- Exercise aim
Write out the data exactly, every line included.

Stored dataset items:
- - - - -

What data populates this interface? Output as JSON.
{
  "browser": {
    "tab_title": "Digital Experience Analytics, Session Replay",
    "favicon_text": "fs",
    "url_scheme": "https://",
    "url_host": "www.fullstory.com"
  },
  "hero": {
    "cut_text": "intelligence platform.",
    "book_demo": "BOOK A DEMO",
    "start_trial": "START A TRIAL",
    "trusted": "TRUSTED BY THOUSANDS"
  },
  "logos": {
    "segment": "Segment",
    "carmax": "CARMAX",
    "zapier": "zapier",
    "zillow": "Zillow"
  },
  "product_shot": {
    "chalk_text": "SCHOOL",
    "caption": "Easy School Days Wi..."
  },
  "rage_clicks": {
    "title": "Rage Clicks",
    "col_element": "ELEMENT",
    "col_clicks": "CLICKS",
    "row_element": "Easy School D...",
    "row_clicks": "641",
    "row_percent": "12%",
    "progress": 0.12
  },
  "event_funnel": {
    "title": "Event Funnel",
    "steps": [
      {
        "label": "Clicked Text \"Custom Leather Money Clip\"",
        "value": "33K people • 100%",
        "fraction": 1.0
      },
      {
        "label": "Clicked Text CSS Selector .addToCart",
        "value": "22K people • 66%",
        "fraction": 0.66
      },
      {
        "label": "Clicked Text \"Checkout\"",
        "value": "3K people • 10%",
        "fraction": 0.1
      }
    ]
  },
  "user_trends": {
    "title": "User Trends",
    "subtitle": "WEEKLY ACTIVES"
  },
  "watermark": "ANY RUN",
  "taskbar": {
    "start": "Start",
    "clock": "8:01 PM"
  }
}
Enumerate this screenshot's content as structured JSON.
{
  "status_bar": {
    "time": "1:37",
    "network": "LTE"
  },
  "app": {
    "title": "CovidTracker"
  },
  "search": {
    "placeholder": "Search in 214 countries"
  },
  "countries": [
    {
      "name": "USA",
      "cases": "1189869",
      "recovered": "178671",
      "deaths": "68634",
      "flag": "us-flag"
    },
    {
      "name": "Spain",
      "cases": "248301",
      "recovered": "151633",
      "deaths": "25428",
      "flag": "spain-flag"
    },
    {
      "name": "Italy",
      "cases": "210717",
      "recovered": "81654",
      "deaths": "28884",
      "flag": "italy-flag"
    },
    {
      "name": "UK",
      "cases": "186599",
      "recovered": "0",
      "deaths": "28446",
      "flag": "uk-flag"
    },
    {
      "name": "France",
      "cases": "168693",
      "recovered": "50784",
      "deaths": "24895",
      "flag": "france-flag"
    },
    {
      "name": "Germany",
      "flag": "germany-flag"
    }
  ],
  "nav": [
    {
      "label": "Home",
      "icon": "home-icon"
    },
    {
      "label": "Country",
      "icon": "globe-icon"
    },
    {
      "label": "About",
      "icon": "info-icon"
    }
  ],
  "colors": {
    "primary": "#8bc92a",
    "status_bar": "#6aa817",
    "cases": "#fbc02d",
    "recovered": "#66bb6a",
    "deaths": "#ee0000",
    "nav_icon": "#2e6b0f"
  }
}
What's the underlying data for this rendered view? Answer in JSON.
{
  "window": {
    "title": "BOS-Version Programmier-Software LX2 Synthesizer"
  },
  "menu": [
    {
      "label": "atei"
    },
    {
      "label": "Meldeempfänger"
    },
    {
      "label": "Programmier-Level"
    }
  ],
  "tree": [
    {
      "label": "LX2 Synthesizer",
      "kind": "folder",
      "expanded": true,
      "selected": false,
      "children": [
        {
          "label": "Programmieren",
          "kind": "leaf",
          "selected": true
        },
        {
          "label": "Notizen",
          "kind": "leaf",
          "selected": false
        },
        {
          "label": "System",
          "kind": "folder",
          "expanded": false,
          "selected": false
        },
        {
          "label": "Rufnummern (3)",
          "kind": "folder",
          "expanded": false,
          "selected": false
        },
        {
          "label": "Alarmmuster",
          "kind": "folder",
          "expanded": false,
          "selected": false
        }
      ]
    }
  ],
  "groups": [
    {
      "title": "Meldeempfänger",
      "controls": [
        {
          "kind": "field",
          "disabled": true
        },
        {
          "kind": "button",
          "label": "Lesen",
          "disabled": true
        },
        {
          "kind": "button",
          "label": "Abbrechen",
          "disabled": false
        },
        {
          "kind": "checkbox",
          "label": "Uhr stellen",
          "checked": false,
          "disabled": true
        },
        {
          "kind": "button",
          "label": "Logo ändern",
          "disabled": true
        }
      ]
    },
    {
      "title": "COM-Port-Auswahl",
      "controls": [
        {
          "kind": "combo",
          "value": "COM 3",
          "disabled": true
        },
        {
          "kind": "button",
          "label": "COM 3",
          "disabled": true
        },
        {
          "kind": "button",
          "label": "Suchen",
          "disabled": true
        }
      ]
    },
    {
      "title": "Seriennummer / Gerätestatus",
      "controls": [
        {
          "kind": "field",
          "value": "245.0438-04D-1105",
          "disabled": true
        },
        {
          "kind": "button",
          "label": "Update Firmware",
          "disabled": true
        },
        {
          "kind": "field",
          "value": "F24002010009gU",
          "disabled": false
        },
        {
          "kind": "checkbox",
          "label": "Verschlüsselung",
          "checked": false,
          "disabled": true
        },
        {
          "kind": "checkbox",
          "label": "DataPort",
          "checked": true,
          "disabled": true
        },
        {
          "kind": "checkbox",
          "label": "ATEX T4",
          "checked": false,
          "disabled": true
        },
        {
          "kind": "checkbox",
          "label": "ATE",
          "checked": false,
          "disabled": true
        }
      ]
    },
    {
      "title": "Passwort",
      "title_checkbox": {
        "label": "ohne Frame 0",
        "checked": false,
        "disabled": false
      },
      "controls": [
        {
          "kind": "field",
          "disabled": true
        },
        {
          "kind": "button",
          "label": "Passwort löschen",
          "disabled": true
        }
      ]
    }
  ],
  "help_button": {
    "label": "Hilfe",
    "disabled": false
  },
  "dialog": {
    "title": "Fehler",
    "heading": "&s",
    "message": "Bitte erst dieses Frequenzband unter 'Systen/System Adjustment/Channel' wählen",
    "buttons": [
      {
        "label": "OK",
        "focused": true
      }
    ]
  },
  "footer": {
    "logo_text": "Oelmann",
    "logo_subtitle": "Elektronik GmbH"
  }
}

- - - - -

- Finished exercise
What data populates this interface? Output as JSON.
{
  "browser": {
    "tab_title": "Digital Experience Analytics, Session Replay",
    "favicon_text": "fs",
    "url_scheme": "https://",
    "url_host": "www.fullstory.com"
  },
  "hero": {
    "cut_text": "intelligence platform.",
    "book_demo": "BOOK A DEMO",
    "start_trial": "START A TRIAL",
    "trusted": "TRUSTED BY THOUSANDS"
  },
  "logos": {
    "segment": "Segment",
    "carmax": "CARMAX",
    "zapier": "zapier",
    "zillow": "Zillow"
  },
  "product_shot": {
    "chalk_text": "SCHOOL",
    "caption": "Easy School Days Wi..."
  },
  "rage_clicks": {
    "title": "Rage Clicks",
    "col_element": "ELEMENT",
    "col_clicks": "CLICKS",
    "row_element": "Easy School D...",
    "row_clicks": "641",
    "row_percent": "12%",
    "progress": 0.12
  },
  "event_funnel": {
    "title": "Event Funnel",
    "steps": [
      {
        "label": "Clicked Text \"Custom Leather Money Clip\"",
        "value": "33K people • 100%",
        "fraction": 1.0
      },
      {
        "label": "Clicked Text CSS Selector .addToCart",
        "value": "22K people • 66%",
        "fraction": 0.66
      },
      {
        "label": "Clicked Text \"Checkout\"",
        "value": "3K people • 10%",
        "fraction": 0.1
      }
    ]
  },
  "user_trends": {
    "title": "User Trends",
    "subtitle": "WEEKLY ACTIVES"
  },
  "watermark": "ANY RUN",
  "taskbar": {
    "start": "Start",
    "clock": "8:01 PM"
  }
}
Enumerate this screenshot's content as structured JSON.
{
  "status_bar": {
    "time": "1:37",
    "network": "LTE"
  },
  "app": {
    "title": "CovidTracker"
  },
  "search": {
    "placeholder": "Search in 214 countries"
  },
  "countries": [
    {
      "name": "USA",
      "cases": "1189869",
      "recovered": "178671",
      "deaths": "68634",
      "flag": "us-flag"
    },
    {
      "name": "Spain",
      "cases": "248301",
      "recovered": "151633",
      "deaths": "25428",
      "flag": "spain-flag"
    },
    {
      "name": "Italy",
      "cases": "210717",
      "recovered": "81654",
      "deaths": "28884",
      "flag": "italy-flag"
    },
    {
      "name": "UK",
      "cases": "186599",
      "recovered": "0",
      "deaths": "28446",
      "flag": "uk-flag"
    },
    {
      "name": "France",
      "cases": "168693",
      "recovered": "50784",
      "deaths": "24895",
      "flag": "france-flag"
    },
    {
      "name": "Germany",
      "flag": "germany-flag"
    }
  ],
  "nav": [
    {
      "label": "Home",
      "icon": "home-icon"
    },
    {
      "label": "Country",
      "icon": "globe-icon"
    },
    {
      "label": "About",
      "icon": "info-icon"
    }
  ],
  "colors": {
    "primary": "#8bc92a",
    "status_bar": "#6aa817",
    "cases": "#fbc02d",
    "recovered": "#66bb6a",
    "deaths": "#ee0000",
    "nav_icon": "#2e6b0f"
  }
}
What's the underlying data for this rendered view? Answer in JSON.
{
  "window": {
    "title": "BOS-Version Programmier-Software LX2 Synthesizer"
  },
  "menu": [
    {
      "label": "atei"
    },
    {
      "label": "Meldeempfänger"
    },
    {
      "label": "Programmier-Level"
    }
  ],
  "tree": [
    {
      "label": "LX2 Synthesizer",
      "kind": "folder",
      "expanded": true,
      "selected": false,
      "children": [
        {
          "label": "Programmieren",
          "kind": "leaf",
          "selected": true
        },
        {
          "label": "Notizen",
          "kind": "leaf",
          "selected": false
        },
        {
          "label": "System",
          "kind": "folder",
          "expanded": false,
          "selected": false
        },
        {
          "label": "Rufnummern (3)",
          "kind": "folder",
          "expanded": false,
          "selected": false
        },
        {
          "label": "Alarmmuster",
          "kind": "folder",
          "expanded": false,
          "selected": false
        }
      ]
    }
  ],
  "groups": [
    {
      "title": "Meldeempfänger",
      "controls": [
        {
          "kind": "field",
          "disabled": true
        },
        {
          "kind": "button",
          "label": "Lesen",
          "disabled": true
        },
        {
          "kind": "button",
          "label": "Abbrechen",
          "disabled": false
        },
        {
          "kind": "checkbox",
          "label": "Uhr stellen",
          "checked": false,
          "disabled": true
        },
        {
          "kind": "button",
          "label": "Logo ändern",
          "disabled": true
        }
      ]
    },
    {
      "title": "COM-Port-Auswahl",
      "controls": [
        {
          "kind": "combo",
          "value": "COM 3",
          "disabled": true
        },
        {
          "kind": "button",
          "label": "COM 3",
          "disabled": true
        },
        {
          "kind": "button",
          "label": "Suchen",
          "disabled": true
        }
      ]
    },
    {
      "title": "Seriennummer / Gerätestatus",
      "controls": [
        {
          "kind": "field",
          "value": "245.0438-04D-1105",
          "disabled": true
        },
        {
          "kind": "button",
          "label": "Update Firmware",
          "disabled": true
        },
        {
          "kind": "field",
          "value": "F24002010009gU",
          "disabled": false
        },
        {
          "kind": "checkbox",
          "label": "Verschlüsselung",
          "checked": false,
          "disabled": true
        },
        {
          "kind": "checkbox",
          "label": "DataPort",
          "checked": true,
          "disabled": true
        },
        {
          "kind": "checkbox",
          "label": "ATEX T4",
          "checked": false,
          "disabled": true
        },
        {
          "kind": "checkbox",
          "label": "ATE",
          "checked": false,
          "disabled": true
        }
      ]
    },
    {
      "title": "Passwort",
      "title_checkbox": {
        "label": "ohne Frame 0",
        "checked": false,
        "disabled": false
      },
      "controls": [
        {
          "kind": "field",
          "disabled": true
        },
        {
          "kind": "button",
          "label": "Passwort löschen",
          "disabled": true
        }
      ]
    }
  ],
  "help_button": {
    "label": "Hilfe",
    "disabled": false
  },
  "dialog": {
    "title": "Fehler",
    "heading": "&s",
    "message": "Bitte erst dieses Frequenzband unter 'Systen/System Adjustment/Channel' wählen",
    "buttons": [
      {
        "label": "OK",
        "focused": true
      }
    ]
  },
  "footer": {
    "logo_text": "Oelmann",
    "logo_subtitle": "Elektronik GmbH"
  }
}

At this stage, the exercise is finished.